◆ Task item:
Extract the final stretch of the data: the line that contains "Output a JSON" and every line after it, unaltered, and no other lines.

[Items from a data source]
________

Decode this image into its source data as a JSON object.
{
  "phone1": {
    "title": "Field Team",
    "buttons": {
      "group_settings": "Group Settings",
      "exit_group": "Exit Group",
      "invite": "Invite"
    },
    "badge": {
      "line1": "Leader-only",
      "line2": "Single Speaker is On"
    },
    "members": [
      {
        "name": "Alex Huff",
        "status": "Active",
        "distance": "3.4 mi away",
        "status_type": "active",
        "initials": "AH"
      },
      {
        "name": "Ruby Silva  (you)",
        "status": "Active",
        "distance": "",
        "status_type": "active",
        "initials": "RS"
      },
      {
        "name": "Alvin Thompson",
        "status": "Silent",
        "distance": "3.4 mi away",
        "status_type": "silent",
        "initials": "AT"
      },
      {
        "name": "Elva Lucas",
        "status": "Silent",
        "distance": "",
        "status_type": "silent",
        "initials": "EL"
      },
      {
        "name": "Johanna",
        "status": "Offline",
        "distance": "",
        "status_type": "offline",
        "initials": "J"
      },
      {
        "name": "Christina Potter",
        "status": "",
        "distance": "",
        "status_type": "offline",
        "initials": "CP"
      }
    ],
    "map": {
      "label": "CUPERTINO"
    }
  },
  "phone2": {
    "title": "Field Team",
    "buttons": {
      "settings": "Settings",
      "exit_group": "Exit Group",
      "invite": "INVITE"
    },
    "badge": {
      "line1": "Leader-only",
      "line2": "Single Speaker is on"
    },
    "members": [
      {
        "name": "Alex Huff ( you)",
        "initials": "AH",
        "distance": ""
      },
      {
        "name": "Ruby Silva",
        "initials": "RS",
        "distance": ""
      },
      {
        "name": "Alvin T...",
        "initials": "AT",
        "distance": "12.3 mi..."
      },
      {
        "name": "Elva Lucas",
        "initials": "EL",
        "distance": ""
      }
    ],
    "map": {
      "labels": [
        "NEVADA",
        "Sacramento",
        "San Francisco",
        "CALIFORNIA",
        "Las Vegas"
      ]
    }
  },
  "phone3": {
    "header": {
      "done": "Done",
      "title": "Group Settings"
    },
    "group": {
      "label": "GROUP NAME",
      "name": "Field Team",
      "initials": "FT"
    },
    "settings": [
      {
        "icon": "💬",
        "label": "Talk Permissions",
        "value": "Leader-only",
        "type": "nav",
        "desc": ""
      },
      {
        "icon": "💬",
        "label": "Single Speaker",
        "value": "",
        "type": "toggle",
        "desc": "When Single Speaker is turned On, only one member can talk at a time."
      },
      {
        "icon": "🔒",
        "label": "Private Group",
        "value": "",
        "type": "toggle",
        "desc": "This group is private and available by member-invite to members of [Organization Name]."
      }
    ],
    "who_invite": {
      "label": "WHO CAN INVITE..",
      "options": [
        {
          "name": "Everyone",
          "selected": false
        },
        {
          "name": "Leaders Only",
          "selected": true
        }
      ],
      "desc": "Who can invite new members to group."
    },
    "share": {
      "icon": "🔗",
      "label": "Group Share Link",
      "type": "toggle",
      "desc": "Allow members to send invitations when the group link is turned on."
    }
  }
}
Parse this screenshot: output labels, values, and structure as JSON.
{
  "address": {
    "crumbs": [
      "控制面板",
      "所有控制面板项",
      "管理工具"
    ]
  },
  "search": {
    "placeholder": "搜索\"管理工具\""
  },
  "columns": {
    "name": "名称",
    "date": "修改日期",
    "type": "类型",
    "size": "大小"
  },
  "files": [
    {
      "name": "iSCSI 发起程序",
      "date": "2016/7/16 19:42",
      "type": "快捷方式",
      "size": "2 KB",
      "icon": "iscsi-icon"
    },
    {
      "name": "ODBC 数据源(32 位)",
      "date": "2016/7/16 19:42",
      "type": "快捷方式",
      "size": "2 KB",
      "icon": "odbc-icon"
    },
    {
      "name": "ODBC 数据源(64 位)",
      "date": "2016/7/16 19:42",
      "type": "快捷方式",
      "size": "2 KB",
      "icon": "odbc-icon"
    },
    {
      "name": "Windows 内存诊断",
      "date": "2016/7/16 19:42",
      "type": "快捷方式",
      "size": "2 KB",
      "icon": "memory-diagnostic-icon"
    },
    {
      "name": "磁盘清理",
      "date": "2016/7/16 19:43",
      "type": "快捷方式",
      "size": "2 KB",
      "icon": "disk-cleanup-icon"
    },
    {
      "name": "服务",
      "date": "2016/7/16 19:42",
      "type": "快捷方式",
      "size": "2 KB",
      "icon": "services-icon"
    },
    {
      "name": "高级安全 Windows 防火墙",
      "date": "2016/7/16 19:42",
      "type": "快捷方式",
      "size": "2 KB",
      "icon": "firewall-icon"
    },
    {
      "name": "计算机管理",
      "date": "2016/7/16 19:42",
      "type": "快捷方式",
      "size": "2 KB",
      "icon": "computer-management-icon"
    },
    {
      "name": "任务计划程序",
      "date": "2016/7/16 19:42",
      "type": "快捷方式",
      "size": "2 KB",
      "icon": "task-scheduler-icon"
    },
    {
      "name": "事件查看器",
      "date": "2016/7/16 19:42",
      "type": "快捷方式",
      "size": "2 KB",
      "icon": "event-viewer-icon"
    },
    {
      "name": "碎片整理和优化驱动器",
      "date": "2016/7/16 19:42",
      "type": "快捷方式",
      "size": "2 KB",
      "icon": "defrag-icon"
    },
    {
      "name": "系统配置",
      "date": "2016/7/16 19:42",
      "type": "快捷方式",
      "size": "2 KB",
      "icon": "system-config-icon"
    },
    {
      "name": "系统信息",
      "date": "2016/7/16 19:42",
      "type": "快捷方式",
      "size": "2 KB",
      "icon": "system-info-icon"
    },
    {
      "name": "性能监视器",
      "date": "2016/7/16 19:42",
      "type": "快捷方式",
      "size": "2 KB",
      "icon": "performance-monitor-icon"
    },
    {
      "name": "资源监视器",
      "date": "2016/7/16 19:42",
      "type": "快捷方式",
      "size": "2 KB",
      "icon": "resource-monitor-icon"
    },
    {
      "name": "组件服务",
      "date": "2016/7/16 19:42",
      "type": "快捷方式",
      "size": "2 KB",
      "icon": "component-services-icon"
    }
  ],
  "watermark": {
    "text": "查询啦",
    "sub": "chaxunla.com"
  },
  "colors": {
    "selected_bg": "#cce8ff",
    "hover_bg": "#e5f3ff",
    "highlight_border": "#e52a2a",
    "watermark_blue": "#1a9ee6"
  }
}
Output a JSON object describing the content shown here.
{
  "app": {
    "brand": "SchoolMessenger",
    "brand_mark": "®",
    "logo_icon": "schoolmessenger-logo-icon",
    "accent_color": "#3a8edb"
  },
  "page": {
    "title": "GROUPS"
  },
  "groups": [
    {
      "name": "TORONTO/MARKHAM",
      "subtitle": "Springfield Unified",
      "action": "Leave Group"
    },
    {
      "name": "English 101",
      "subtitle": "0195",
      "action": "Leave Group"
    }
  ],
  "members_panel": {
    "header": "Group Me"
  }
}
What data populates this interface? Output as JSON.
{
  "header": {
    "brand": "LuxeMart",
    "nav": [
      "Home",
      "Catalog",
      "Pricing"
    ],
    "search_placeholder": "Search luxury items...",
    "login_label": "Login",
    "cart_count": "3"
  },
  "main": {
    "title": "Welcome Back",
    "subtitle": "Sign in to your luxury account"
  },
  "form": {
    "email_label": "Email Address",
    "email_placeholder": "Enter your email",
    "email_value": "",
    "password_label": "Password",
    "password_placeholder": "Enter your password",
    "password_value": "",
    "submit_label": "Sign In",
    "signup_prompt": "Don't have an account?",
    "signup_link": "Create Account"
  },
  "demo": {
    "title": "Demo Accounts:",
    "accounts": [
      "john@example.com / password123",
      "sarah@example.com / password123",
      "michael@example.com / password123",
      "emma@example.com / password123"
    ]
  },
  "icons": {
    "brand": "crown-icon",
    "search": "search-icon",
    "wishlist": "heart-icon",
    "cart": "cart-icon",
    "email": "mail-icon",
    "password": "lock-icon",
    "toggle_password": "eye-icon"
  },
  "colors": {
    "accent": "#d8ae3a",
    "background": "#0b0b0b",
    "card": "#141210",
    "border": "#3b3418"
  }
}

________

◆ Answer to the problem:
Output a JSON object describing the content shown here.
{
  "app": {
    "brand": "SchoolMessenger",
    "brand_mark": "®",
    "logo_icon": "schoolmessenger-logo-icon",
    "accent_color": "#3a8edb"
  },
  "page": {
    "title": "GROUPS"
  },
  "groups": [
    {
      "name": "TORONTO/MARKHAM",
      "subtitle": "Springfield Unified",
      "action": "Leave Group"
    },
    {
      "name": "English 101",
      "subtitle": "0195",
      "action": "Leave Group"
    }
  ],
  "members_panel": {
    "header": "Group Me"
  }
}
What data populates this interface? Output as JSON.
{
  "header": {
    "brand": "LuxeMart",
    "nav": [
      "Home",
      "Catalog",
      "Pricing"
    ],
    "search_placeholder": "Search luxury items...",
    "login_label": "Login",
    "cart_count": "3"
  },
  "main": {
    "title": "Welcome Back",
    "subtitle": "Sign in to your luxury account"
  },
  "form": {
    "email_label": "Email Address",
    "email_placeholder": "Enter your email",
    "email_value": "",
    "password_label": "Password",
    "password_placeholder": "Enter your password",
    "password_value": "",
    "submit_label": "Sign In",
    "signup_prompt": "Don't have an account?",
    "signup_link": "Create Account"
  },
  "demo": {
    "title": "Demo Accounts:",
    "accounts": [
      "john@example.com / password123",
      "sarah@example.com / password123",
      "michael@example.com / password123",
      "emma@example.com / password123"
    ]
  },
  "icons": {
    "brand": "crown-icon",
    "search": "search-icon",
    "wishlist": "heart-icon",
    "cart": "cart-icon",
    "email": "mail-icon",
    "password": "lock-icon",
    "toggle_password": "eye-icon"
  },
  "colors": {
    "accent": "#d8ae3a",
    "background": "#0b0b0b",
    "card": "#141210",
    "border": "#3b3418"
  }
}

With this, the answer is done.